    The problem has existed for at least a decade now; however, I think it’s currently being exasperated by the reorganization of pharma where most pharma companies no longer do much primary research of their own (which is almost 100% of the skill set of a recent PhD graduate or postdoc). My wife and I reluctantly exited the rat race a couple years ago. We’re now both in pharma (and I consult on the side as well), but neither of us are doing the research we trained for. Furthermore, both of us were quickly moved overseas. If I had to do it over again, I’d quickly cut out of graduate school and start up a biotech with my grad school peers.

    The frustrating thing for me is the few people I know and worked side-by-side with who “succeeded” either cheated (repeatedly and purposely misrepresented data, or “cherry picked” and published only the data that supported their hypotheses, discarding the rest), used people, or slept with someone in power. Seriously. And I came out of one of those “elite PhD institutes” you reference in your flow chart.

  3. miko says:

    Yes, I think 2 things have happened in the last 10 years: NIH budget crunch and the pharma implosion, which hit neuro particularly hard (though then I’m riding my bike around Cambride and lo — a massive pit that will be a new Novartis facility, and lo — a huge pit that will be a Pfizer institute or something… I think “hit hard” means something different in the private sector). I came very close to jumping to pharma this year — it was actually the only neuro basic-ish research position I’ve ever seen.
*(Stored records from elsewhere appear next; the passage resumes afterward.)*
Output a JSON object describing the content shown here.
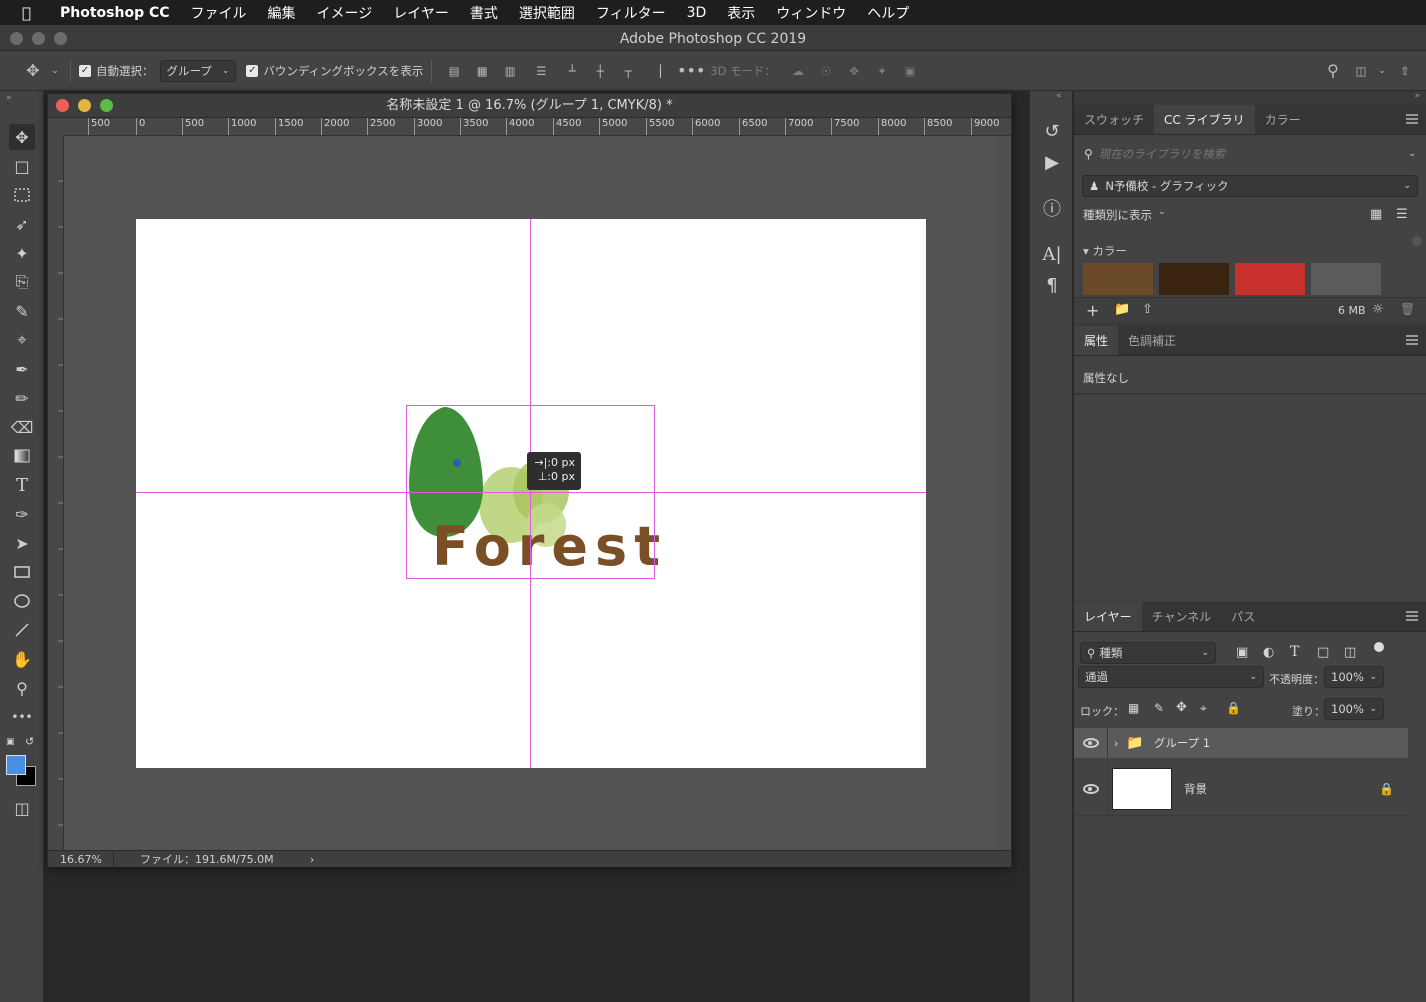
{
  "menubar": {
    "app_name": "Photoshop CC",
    "items": [
      "ファイル",
      "編集",
      "イメージ",
      "レイヤー",
      "書式",
      "選択範囲",
      "フィルター",
      "3D",
      "表示",
      "ウィンドウ",
      "ヘルプ"
    ]
  },
  "app_title": "Adobe Photoshop CC 2019",
  "options": {
    "auto_select_label": "自動選択：",
    "auto_select_value": "グループ",
    "bounding_box_label": "バウンディングボックスを表示",
    "mode_3d_label": "3D モード："
  },
  "document": {
    "title": "名称未設定 1 @ 16.7% (グループ 1, CMYK/8) *",
    "ruler_ticks": [
      "500",
      "0",
      "500",
      "1000",
      "1500",
      "2000",
      "2500",
      "3000",
      "3500",
      "4000",
      "4500",
      "5000",
      "5500",
      "6000",
      "6500",
      "7000",
      "7500",
      "8000",
      "8500",
      "9000"
    ],
    "artwork_text": "Forest",
    "tooltip_x": "→|:0 px",
    "tooltip_y": "⊥:0 px",
    "zoom": "16.67%",
    "file_info": "ファイル：191.6M/75.0M"
  },
  "library_panel": {
    "tabs": [
      "スウォッチ",
      "CC ライブラリ",
      "カラー"
    ],
    "active_tab": 1,
    "search_placeholder": "現在のライブラリを検索",
    "library_name": "N予備校 - グラフィック",
    "view_by": "種類別に表示",
    "section_colors": "カラー",
    "swatches": [
      "#6a4a28",
      "#3a2410",
      "#c8302e",
      "#5b5b5b"
    ],
    "storage": "6 MB"
  },
  "properties_panel": {
    "tabs": [
      "属性",
      "色調補正"
    ],
    "empty_text": "属性なし"
  },
  "layers_panel": {
    "tabs": [
      "レイヤー",
      "チャンネル",
      "パス"
    ],
    "filter_kind": "種類",
    "blend_mode": "通過",
    "opacity_label": "不透明度：",
    "opacity_value": "100%",
    "lock_label": "ロック：",
    "fill_label": "塗り：",
    "fill_value": "100%",
    "layers": [
      {
        "name": "グループ 1",
        "type": "group"
      },
      {
        "name": "背景",
        "type": "background"
      }
    ]
  },
  "colors": {
    "foreground": "#4a90e2",
    "background": "#000000",
    "guide": "#e05ce0",
    "accent_green": "#3f8f3a",
    "light_green": "#b9d37a",
    "brown": "#7a4f26"
  }
}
But the timing was bad for our 2-body problem and I’ve decided to try a year on the academic market. Your words are not encouraging, but then no one’s are.

  4. […] in any case, some more posts for you. Reader Miko reflects on searching for a job, Mike the Mad Biologist keeps doing his thing, and fellow Discover […]

  5. […] bugs What visitors to London’s Science Museum don’t see: The wonders held in storage Job search Subtleties of the Crappy Job Market for […]

  6. DK says:

    100% on target. Both with N/S/C and pedigree. These days, search committees don’t even look at anything else.

  7. […] to my previous post on the Washington Post article, I came across a blogpost about the academic job search, with this depressing […]

  8. […] July: If you’re a PhD student or postdoc and don’t want to end the day drinking, avoid the Tilghman Report (pdf). […]

Leave a Reply

Fill in your details below or click an icon to log in: Logo

You are commenting using your account. Log Out /  Change )

Google+ photo

You are commenting using your Google+ account. Log Out /  Change )

Twitter picture

You are commenting using your Twitter account. Log Out /  Change )

Facebook photo

You are commenting using your Facebook account. Log Out /  Change )


Connecting to %s